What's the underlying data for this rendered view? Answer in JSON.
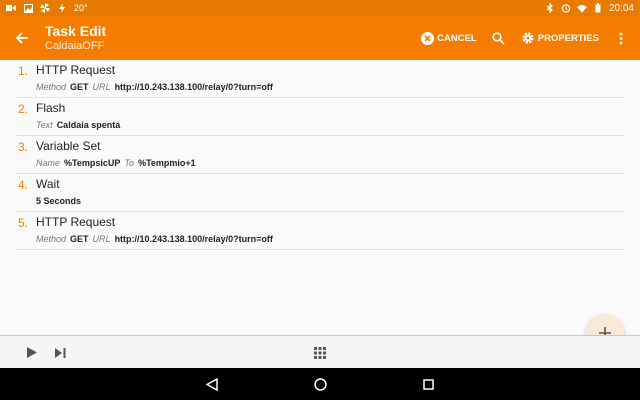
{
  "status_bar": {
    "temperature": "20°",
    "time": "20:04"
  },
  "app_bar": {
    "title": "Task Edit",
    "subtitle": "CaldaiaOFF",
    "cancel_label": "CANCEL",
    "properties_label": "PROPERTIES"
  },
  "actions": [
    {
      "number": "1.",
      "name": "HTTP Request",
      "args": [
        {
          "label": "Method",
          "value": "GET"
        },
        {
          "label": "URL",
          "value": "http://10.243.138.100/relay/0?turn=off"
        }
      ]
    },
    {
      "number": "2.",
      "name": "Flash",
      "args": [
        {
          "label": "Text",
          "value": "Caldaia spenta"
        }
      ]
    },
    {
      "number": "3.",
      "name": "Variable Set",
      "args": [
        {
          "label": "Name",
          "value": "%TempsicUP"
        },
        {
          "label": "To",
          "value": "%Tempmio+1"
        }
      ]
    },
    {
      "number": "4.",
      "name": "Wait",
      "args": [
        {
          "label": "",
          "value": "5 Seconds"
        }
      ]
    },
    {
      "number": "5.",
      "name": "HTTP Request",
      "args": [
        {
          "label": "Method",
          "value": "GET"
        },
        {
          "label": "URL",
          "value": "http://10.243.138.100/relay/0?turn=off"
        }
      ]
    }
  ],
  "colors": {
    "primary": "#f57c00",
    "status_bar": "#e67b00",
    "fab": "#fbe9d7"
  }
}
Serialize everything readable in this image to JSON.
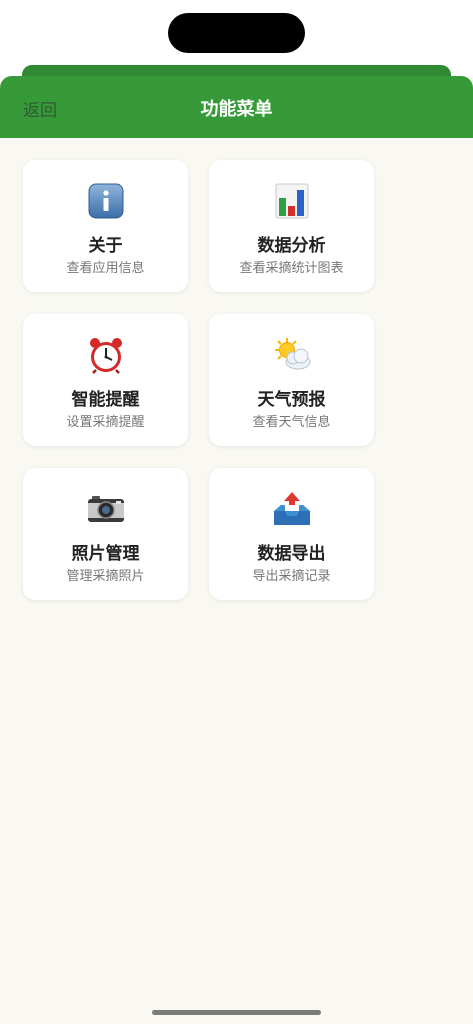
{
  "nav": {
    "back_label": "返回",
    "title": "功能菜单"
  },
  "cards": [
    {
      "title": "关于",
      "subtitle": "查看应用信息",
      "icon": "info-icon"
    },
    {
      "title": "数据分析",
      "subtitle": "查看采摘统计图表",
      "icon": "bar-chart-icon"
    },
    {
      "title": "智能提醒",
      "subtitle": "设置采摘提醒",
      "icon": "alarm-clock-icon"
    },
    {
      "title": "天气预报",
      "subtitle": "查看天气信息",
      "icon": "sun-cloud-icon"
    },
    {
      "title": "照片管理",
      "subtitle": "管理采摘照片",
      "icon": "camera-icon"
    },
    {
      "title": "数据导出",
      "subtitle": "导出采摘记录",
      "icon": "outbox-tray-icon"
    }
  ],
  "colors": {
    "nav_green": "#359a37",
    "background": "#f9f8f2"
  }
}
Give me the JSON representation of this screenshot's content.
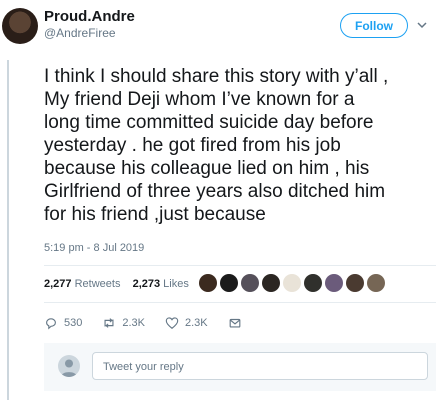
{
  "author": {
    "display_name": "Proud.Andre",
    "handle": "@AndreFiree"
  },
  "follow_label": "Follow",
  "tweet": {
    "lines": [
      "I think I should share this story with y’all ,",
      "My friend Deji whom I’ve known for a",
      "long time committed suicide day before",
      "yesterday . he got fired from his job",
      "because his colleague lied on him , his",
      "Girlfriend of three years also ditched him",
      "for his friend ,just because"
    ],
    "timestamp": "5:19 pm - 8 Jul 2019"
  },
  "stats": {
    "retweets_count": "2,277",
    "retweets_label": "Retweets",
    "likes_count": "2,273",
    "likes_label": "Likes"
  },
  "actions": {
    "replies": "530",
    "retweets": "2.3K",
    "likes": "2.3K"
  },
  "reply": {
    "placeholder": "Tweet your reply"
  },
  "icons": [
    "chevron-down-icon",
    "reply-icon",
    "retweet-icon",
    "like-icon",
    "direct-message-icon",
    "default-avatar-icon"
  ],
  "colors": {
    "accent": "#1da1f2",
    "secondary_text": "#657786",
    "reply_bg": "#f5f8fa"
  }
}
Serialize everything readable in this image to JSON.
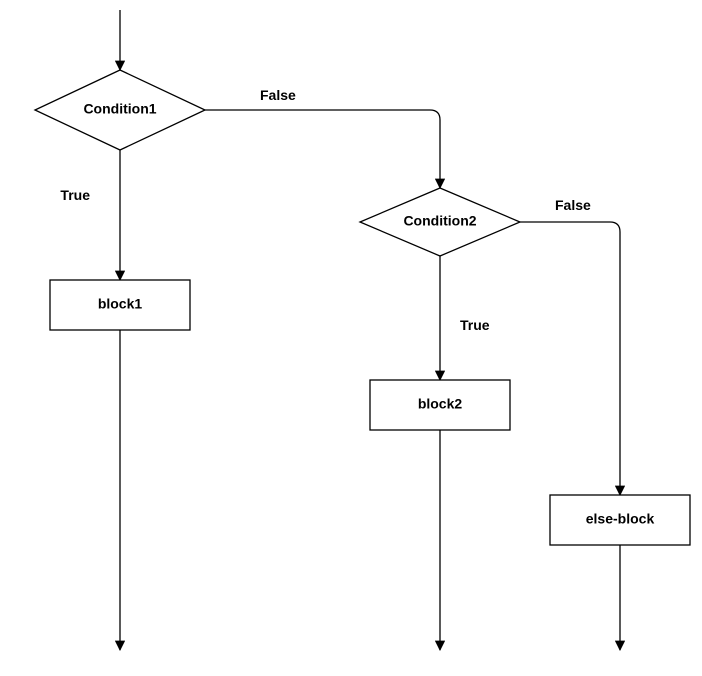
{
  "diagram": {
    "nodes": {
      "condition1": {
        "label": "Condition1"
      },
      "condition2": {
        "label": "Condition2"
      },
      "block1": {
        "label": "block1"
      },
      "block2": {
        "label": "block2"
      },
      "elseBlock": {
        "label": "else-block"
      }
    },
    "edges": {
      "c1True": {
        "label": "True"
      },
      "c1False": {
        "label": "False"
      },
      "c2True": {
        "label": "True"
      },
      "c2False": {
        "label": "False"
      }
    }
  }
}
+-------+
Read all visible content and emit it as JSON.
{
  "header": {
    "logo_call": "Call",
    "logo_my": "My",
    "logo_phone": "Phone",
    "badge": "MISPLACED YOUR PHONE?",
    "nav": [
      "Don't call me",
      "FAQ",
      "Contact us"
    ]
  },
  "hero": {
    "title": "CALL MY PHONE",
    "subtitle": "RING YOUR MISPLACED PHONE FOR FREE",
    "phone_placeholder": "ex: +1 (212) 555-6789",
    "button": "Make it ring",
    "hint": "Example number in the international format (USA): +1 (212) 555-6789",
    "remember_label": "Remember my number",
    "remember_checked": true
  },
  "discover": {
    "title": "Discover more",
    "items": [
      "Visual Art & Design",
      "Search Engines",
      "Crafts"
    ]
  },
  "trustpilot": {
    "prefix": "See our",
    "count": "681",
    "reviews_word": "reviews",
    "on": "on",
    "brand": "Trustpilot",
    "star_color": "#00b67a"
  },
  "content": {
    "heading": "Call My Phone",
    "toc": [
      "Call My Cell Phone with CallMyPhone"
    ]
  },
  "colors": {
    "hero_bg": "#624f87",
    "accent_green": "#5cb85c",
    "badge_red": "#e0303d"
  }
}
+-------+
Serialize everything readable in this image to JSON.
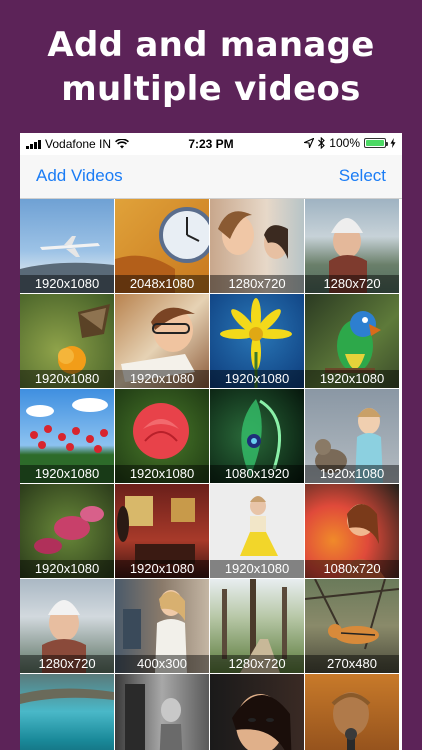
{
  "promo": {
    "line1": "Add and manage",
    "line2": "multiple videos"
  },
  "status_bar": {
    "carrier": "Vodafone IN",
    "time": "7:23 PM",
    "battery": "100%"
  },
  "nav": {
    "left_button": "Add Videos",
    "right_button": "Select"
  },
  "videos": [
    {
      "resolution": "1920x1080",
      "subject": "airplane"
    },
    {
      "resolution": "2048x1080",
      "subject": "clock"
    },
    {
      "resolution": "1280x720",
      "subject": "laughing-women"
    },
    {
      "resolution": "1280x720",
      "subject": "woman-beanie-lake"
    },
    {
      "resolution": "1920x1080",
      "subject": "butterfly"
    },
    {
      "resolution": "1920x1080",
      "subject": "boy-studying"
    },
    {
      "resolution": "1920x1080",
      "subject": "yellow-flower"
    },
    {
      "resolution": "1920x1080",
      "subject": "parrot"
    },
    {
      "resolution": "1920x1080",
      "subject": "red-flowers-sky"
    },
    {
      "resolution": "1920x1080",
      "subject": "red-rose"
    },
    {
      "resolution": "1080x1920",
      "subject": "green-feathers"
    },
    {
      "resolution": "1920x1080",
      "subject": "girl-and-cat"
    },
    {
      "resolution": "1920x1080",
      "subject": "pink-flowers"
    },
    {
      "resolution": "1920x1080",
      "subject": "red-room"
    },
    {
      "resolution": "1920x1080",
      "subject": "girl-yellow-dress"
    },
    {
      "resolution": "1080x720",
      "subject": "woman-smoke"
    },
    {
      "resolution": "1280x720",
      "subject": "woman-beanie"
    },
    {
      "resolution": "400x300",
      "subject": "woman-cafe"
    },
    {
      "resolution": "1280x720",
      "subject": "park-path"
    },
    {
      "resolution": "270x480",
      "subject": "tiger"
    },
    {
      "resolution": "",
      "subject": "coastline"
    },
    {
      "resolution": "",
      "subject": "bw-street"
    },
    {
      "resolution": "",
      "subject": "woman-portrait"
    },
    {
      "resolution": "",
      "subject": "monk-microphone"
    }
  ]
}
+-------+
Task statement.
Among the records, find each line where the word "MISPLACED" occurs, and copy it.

Result of the task.
    "badge": "MISPLACED YOUR PHONE?",
    "subtitle": "RING YOUR MISPLACED PHONE FOR FREE",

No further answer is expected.